> _PROBLEM TO SOLVE_
For each line of the listing, output an exact copy.
EXERCISE DATA Block Start
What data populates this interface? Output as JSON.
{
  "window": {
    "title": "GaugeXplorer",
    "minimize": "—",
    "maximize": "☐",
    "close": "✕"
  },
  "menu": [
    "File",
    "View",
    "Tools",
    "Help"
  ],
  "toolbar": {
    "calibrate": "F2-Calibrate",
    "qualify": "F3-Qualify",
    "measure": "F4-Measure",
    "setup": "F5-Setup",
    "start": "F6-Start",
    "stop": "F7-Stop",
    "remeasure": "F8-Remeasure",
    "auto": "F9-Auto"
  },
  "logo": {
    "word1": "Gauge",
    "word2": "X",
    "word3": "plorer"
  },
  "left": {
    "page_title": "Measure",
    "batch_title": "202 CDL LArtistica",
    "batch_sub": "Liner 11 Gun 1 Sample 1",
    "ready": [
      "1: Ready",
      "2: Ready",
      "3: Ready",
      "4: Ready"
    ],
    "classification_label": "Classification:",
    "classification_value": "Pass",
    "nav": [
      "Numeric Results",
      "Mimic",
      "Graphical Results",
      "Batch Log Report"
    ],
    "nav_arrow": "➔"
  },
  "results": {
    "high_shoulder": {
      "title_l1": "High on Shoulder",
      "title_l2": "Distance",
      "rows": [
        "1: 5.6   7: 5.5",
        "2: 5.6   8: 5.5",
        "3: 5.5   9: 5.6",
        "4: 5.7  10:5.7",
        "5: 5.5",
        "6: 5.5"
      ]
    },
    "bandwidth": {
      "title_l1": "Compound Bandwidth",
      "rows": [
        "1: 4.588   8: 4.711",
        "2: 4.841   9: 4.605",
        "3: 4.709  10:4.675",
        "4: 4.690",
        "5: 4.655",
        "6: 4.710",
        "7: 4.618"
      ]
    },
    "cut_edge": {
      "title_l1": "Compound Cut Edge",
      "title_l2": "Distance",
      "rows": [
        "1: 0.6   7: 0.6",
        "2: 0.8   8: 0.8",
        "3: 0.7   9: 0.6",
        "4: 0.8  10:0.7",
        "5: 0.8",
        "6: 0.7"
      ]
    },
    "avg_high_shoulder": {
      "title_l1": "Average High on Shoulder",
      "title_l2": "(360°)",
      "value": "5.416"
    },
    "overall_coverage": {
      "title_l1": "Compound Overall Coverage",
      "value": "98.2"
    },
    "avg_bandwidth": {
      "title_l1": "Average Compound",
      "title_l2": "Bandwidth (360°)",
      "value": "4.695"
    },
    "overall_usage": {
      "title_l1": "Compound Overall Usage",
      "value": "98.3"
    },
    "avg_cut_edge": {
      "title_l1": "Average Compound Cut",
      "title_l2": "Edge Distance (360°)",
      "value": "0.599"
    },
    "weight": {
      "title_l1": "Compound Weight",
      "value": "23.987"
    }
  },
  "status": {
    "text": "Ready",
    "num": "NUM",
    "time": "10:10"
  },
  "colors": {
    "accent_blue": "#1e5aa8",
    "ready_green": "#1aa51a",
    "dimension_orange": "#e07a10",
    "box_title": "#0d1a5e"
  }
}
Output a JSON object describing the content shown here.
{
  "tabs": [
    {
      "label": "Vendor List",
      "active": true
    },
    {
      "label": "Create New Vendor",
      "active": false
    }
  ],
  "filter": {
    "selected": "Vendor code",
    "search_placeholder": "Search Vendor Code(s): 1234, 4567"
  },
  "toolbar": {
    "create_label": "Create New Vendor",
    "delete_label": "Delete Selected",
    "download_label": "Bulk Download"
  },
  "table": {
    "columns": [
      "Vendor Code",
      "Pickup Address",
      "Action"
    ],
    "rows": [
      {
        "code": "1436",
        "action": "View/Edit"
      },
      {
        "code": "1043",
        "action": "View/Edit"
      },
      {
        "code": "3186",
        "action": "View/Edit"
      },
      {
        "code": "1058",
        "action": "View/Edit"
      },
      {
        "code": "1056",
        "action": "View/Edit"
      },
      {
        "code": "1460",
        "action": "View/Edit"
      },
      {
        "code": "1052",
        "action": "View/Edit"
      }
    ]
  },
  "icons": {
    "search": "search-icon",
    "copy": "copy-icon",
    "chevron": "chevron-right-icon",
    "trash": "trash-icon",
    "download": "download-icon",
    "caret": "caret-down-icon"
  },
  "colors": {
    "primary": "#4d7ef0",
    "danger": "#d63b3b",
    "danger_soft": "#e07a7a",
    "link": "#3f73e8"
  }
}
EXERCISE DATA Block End
> _ANSWER BOX_
What data populates this interface? Output as JSON.
{
  "window": {
    "title": "GaugeXplorer",
    "minimize": "—",
    "maximize": "☐",
    "close": "✕"
  },
  "menu": [
    "File",
    "View",
    "Tools",
    "Help"
  ],
  "toolbar": {
    "calibrate": "F2-Calibrate",
    "qualify": "F3-Qualify",
    "measure": "F4-Measure",
    "setup": "F5-Setup",
    "start": "F6-Start",
    "stop": "F7-Stop",
    "remeasure": "F8-Remeasure",
    "auto": "F9-Auto"
  },
  "logo": {
    "word1": "Gauge",
    "word2": "X",
    "word3": "plorer"
  },
  "left": {
    "page_title": "Measure",
    "batch_title": "202 CDL LArtistica",
    "batch_sub": "Liner 11 Gun 1 Sample 1",
    "ready": [
      "1: Ready",
      "2: Ready",
      "3: Ready",
      "4: Ready"
    ],
    "classification_label": "Classification:",
    "classification_value": "Pass",
    "nav": [
      "Numeric Results",
      "Mimic",
      "Graphical Results",
      "Batch Log Report"
    ],
    "nav_arrow": "➔"
  },
  "results": {
    "high_shoulder": {
      "title_l1": "High on Shoulder",
      "title_l2": "Distance",
      "rows": [
        "1: 5.6   7: 5.5",
        "2: 5.6   8: 5.5",
        "3: 5.5   9: 5.6",
        "4: 5.7  10:5.7",
        "5: 5.5",
        "6: 5.5"
      ]
    },
    "bandwidth": {
      "title_l1": "Compound Bandwidth",
      "rows": [
        "1: 4.588   8: 4.711",
        "2: 4.841   9: 4.605",
        "3: 4.709  10:4.675",
        "4: 4.690",
        "5: 4.655",
        "6: 4.710",
        "7: 4.618"
      ]
    },
    "cut_edge": {
      "title_l1": "Compound Cut Edge",
      "title_l2": "Distance",
      "rows": [
        "1: 0.6   7: 0.6",
        "2: 0.8   8: 0.8",
        "3: 0.7   9: 0.6",
        "4: 0.8  10:0.7",
        "5: 0.8",
        "6: 0.7"
      ]
    },
    "avg_high_shoulder": {
      "title_l1": "Average High on Shoulder",
      "title_l2": "(360°)",
      "value": "5.416"
    },
    "overall_coverage": {
      "title_l1": "Compound Overall Coverage",
      "value": "98.2"
    },
    "avg_bandwidth": {
      "title_l1": "Average Compound",
      "title_l2": "Bandwidth (360°)",
      "value": "4.695"
    },
    "overall_usage": {
      "title_l1": "Compound Overall Usage",
      "value": "98.3"
    },
    "avg_cut_edge": {
      "title_l1": "Average Compound Cut",
      "title_l2": "Edge Distance (360°)",
      "value": "0.599"
    },
    "weight": {
      "title_l1": "Compound Weight",
      "value": "23.987"
    }
  },
  "status": {
    "text": "Ready",
    "num": "NUM",
    "time": "10:10"
  },
  "colors": {
    "accent_blue": "#1e5aa8",
    "ready_green": "#1aa51a",
    "dimension_orange": "#e07a10",
    "box_title": "#0d1a5e"
  }
}
Output a JSON object describing the content shown here.
{
  "tabs": [
    {
      "label": "Vendor List",
      "active": true
    },
    {
      "label": "Create New Vendor",
      "active": false
    }
  ],
  "filter": {
    "selected": "Vendor code",
    "search_placeholder": "Search Vendor Code(s): 1234, 4567"
  },
  "toolbar": {
    "create_label": "Create New Vendor",
    "delete_label": "Delete Selected",
    "download_label": "Bulk Download"
  },
  "table": {
    "columns": [
      "Vendor Code",
      "Pickup Address",
      "Action"
    ],
    "rows": [
      {
        "code": "1436",
        "action": "View/Edit"
      },
      {
        "code": "1043",
        "action": "View/Edit"
      },
      {
        "code": "3186",
        "action": "View/Edit"
      },
      {
        "code": "1058",
        "action": "View/Edit"
      },
      {
        "code": "1056",
        "action": "View/Edit"
      },
      {
        "code": "1460",
        "action": "View/Edit"
      },
      {
        "code": "1052",
        "action": "View/Edit"
      }
    ]
  },
  "icons": {
    "search": "search-icon",
    "copy": "copy-icon",
    "chevron": "chevron-right-icon",
    "trash": "trash-icon",
    "download": "download-icon",
    "caret": "caret-down-icon"
  },
  "colors": {
    "primary": "#4d7ef0",
    "danger": "#d63b3b",
    "danger_soft": "#e07a7a",
    "link": "#3f73e8"
  }
}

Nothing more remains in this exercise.